- [AVAILABLE DATA]
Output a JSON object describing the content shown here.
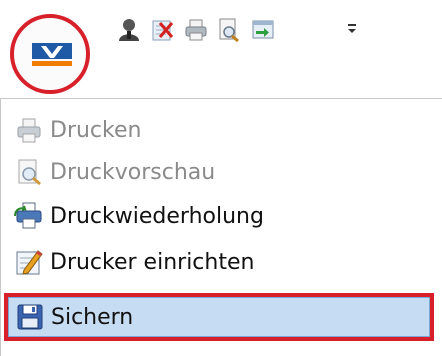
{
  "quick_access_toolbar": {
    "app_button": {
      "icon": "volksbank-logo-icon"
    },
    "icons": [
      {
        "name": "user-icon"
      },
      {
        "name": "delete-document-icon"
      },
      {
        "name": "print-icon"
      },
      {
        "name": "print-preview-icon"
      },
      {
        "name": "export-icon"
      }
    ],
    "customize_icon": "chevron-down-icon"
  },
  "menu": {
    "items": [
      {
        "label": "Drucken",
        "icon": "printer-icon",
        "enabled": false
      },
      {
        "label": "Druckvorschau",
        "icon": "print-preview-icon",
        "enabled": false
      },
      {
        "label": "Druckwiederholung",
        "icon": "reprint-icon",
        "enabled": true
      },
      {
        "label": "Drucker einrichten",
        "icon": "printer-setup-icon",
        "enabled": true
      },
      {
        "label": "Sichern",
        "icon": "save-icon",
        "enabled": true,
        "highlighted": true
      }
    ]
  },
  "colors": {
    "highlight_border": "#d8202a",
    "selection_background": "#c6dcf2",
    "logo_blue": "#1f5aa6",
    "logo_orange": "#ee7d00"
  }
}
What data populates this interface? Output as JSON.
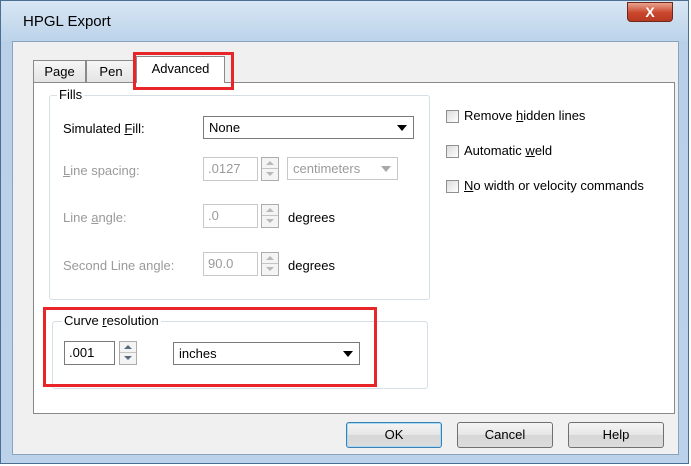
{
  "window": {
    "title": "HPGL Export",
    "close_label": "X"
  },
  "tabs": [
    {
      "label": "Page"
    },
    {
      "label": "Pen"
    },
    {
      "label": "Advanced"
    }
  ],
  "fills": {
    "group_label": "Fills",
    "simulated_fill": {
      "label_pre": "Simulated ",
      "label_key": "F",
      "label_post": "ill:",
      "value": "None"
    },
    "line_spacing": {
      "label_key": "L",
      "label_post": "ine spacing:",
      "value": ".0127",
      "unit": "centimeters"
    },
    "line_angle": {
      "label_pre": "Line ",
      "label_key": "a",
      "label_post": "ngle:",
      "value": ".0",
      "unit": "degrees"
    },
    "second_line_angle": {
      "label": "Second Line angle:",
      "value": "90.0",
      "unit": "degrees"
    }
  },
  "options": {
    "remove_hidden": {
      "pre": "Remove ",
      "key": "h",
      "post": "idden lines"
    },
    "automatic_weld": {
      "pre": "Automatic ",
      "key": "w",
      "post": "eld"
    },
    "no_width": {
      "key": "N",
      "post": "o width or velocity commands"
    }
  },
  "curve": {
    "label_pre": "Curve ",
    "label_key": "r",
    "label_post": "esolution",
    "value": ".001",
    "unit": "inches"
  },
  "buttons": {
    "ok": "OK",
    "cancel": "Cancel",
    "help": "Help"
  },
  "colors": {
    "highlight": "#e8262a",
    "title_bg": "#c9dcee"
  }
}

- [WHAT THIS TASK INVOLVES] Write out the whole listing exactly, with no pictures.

- [ANSWER AREA]
Output a JSON object describing the content shown here.
{
  "quick_access_toolbar": {
    "app_button": {
      "icon": "volksbank-logo-icon"
    },
    "icons": [
      {
        "name": "user-icon"
      },
      {
        "name": "delete-document-icon"
      },
      {
        "name": "print-icon"
      },
      {
        "name": "print-preview-icon"
      },
      {
        "name": "export-icon"
      }
    ],
    "customize_icon": "chevron-down-icon"
  },
  "menu": {
    "items": [
      {
        "label": "Drucken",
        "icon": "printer-icon",
        "enabled": false
      },
      {
        "label": "Druckvorschau",
        "icon": "print-preview-icon",
        "enabled": false
      },
      {
        "label": "Druckwiederholung",
        "icon": "reprint-icon",
        "enabled": true
      },
      {
        "label": "Drucker einrichten",
        "icon": "printer-setup-icon",
        "enabled": true
      },
      {
        "label": "Sichern",
        "icon": "save-icon",
        "enabled": true,
        "highlighted": true
      }
    ]
  },
  "colors": {
    "highlight_border": "#d8202a",
    "selection_background": "#c6dcf2",
    "logo_blue": "#1f5aa6",
    "logo_orange": "#ee7d00"
  }
}
What data populates this interface? Output as JSON.
{
  "window": {
    "title": "HPGL Export",
    "close_label": "X"
  },
  "tabs": [
    {
      "label": "Page"
    },
    {
      "label": "Pen"
    },
    {
      "label": "Advanced"
    }
  ],
  "fills": {
    "group_label": "Fills",
    "simulated_fill": {
      "label_pre": "Simulated ",
      "label_key": "F",
      "label_post": "ill:",
      "value": "None"
    },
    "line_spacing": {
      "label_key": "L",
      "label_post": "ine spacing:",
      "value": ".0127",
      "unit": "centimeters"
    },
    "line_angle": {
      "label_pre": "Line ",
      "label_key": "a",
      "label_post": "ngle:",
      "value": ".0",
      "unit": "degrees"
    },
    "second_line_angle": {
      "label": "Second Line angle:",
      "value": "90.0",
      "unit": "degrees"
    }
  },
  "options": {
    "remove_hidden": {
      "pre": "Remove ",
      "key": "h",
      "post": "idden lines"
    },
    "automatic_weld": {
      "pre": "Automatic ",
      "key": "w",
      "post": "eld"
    },
    "no_width": {
      "key": "N",
      "post": "o width or velocity commands"
    }
  },
  "curve": {
    "label_pre": "Curve ",
    "label_key": "r",
    "label_post": "esolution",
    "value": ".001",
    "unit": "inches"
  },
  "buttons": {
    "ok": "OK",
    "cancel": "Cancel",
    "help": "Help"
  },
  "colors": {
    "highlight": "#e8262a",
    "title_bg": "#c9dcee"
  }
}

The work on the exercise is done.